Stephanie is a founding board member of Hogan’s Alley Society, a non-profit organization that seeks to advance political, economic, and social opportunities for people of African descent. The focus of this work centres on the development of a non-profit community land trust in Vancouver’s Northeast False Creek Neighbourhood that will include over 500 rental homes, commercial spaces, and an African Canadian cultural centre. Most recently, Hogan's Alley Society has partnered with PHS Community Services Society, BC Housing, and the City of Vancouver to deliver 52 supportive housing units that prioritizes Black and Indigenous peoples who are over-represented in the homeless population.
Stephanie completed a master’s degree in Urban Studies at Simon Fraser University in June 2019 which analyzes on urban planning and municipal policy through a social justice framework especially as it relates to racialized and marginalized communities.

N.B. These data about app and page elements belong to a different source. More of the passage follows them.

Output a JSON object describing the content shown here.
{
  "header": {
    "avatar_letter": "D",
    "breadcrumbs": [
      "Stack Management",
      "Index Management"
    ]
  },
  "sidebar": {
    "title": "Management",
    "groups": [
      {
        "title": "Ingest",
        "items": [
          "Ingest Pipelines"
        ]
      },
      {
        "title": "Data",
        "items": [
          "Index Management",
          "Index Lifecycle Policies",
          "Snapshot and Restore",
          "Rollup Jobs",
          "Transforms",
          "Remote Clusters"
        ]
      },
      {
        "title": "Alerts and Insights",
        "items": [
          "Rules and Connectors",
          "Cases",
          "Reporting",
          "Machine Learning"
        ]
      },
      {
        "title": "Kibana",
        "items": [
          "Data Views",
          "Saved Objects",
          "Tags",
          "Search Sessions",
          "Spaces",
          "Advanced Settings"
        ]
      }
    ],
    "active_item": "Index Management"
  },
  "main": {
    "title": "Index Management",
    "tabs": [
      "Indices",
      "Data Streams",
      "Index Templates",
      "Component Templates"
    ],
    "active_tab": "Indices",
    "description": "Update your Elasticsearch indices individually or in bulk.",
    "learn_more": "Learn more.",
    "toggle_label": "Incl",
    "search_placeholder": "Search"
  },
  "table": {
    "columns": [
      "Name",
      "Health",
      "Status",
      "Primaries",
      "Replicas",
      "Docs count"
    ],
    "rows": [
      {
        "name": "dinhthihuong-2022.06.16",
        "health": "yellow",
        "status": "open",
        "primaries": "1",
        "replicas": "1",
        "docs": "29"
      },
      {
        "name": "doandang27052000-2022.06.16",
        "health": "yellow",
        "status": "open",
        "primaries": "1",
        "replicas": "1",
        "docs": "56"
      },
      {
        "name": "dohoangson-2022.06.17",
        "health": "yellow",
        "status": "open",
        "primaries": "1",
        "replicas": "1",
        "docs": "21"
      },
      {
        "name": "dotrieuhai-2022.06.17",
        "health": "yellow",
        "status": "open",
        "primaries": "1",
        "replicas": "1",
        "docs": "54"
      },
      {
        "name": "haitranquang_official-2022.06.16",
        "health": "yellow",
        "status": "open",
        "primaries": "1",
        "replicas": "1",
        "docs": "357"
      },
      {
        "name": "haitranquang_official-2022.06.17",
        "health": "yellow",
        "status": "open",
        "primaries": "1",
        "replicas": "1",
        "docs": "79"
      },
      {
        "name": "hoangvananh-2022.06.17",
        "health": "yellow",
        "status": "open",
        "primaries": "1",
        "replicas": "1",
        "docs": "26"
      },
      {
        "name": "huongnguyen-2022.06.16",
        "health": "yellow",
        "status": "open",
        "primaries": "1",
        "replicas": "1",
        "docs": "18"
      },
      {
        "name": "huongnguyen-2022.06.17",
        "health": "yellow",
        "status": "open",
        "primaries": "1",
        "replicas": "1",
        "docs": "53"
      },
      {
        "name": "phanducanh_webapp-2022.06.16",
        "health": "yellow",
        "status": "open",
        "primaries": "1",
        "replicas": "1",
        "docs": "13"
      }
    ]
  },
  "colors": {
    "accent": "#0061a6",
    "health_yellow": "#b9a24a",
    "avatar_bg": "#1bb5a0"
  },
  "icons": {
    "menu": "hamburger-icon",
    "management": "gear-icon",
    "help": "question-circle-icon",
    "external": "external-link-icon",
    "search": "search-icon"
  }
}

She also serves on the City of Vancouver’s Poverty Action Advisory Committee.
Udokam was born and raised in Nigeria, she has been settling, working, and growing in Coast Salish Territories for over 9 years. When she is not dazzling you with her unprecedented sense of humour, or her OH I KNOW I CAN DANCE moves, she is actively working with the black community in Vancouver to dismantle white supremacy and the patriarchal society we live in. With an undergraduate degree in civil engineering, Udokam has a passion for sustainable engineering practices and how that intermingles with social justice. Udokam was part of the team that designed an approved Active Travel Plan for the City of Vernon as part of their 2020 vision. She was also nominated as Woman of the Year in Leadership at the University of British Columbia Okanagan campus. If you're lucky, you'll be amazed at the ease that she switches her accent back to home, with excitement - this ability to adapt and be a chameleon is one of her favourite strategies to survival in Vancouver as a Black woman.